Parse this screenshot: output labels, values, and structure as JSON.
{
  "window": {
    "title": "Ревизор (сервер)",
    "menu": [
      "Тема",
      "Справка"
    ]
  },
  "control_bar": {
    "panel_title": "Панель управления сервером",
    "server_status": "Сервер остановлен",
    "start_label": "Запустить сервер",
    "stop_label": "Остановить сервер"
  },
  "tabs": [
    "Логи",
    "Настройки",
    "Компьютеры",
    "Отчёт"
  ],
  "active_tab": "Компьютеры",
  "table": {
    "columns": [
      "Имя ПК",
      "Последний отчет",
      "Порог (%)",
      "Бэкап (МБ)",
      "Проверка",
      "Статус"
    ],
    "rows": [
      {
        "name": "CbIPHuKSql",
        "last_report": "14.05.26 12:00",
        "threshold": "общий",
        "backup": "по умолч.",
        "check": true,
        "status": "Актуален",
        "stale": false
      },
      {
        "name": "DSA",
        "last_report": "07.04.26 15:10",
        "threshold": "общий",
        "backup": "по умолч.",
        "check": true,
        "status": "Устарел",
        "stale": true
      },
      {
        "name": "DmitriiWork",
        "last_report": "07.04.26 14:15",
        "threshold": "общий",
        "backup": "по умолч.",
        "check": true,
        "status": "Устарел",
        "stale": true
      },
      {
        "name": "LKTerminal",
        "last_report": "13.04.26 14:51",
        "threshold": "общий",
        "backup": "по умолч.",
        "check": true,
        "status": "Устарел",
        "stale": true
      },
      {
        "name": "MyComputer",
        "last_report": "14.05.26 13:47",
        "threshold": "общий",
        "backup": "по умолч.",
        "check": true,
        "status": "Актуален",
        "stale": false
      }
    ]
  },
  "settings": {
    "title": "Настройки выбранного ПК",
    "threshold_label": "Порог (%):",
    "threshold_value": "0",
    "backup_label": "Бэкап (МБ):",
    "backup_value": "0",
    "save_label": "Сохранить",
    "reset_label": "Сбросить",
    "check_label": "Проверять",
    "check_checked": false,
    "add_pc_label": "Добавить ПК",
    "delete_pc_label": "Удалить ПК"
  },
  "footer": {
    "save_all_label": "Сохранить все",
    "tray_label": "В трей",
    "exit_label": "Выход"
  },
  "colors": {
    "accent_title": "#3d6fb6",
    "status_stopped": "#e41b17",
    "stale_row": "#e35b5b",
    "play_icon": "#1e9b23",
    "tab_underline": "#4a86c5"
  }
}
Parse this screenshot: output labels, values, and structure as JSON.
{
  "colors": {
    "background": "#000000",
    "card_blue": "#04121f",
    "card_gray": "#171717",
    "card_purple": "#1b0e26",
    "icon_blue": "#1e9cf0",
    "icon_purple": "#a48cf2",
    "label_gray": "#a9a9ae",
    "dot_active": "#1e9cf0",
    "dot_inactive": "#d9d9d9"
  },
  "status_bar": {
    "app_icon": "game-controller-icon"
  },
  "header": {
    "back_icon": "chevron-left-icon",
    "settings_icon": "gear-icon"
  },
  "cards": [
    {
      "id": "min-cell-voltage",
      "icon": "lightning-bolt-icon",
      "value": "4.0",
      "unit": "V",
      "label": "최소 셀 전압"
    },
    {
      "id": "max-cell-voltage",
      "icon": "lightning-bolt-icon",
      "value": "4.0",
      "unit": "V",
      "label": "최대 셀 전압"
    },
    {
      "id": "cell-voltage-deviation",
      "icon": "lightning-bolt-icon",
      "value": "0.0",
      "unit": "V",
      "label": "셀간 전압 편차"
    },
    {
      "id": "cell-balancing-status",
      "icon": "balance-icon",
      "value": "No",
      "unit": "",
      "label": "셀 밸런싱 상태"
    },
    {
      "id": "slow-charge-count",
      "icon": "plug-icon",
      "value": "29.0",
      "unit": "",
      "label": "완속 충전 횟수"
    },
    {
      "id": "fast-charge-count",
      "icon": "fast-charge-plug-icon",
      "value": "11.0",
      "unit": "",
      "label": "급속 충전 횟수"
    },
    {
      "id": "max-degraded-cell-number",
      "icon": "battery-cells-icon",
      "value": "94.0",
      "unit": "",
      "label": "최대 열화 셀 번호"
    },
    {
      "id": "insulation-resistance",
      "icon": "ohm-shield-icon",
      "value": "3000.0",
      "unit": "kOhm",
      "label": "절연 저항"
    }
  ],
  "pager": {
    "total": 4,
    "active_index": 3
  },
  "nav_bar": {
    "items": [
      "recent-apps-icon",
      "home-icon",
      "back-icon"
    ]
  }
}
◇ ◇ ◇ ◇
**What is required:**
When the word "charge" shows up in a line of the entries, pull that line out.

**Your solution:**
      "id": "slow-charge-count",
      "id": "fast-charge-count",
      "icon": "fast-charge-plug-icon",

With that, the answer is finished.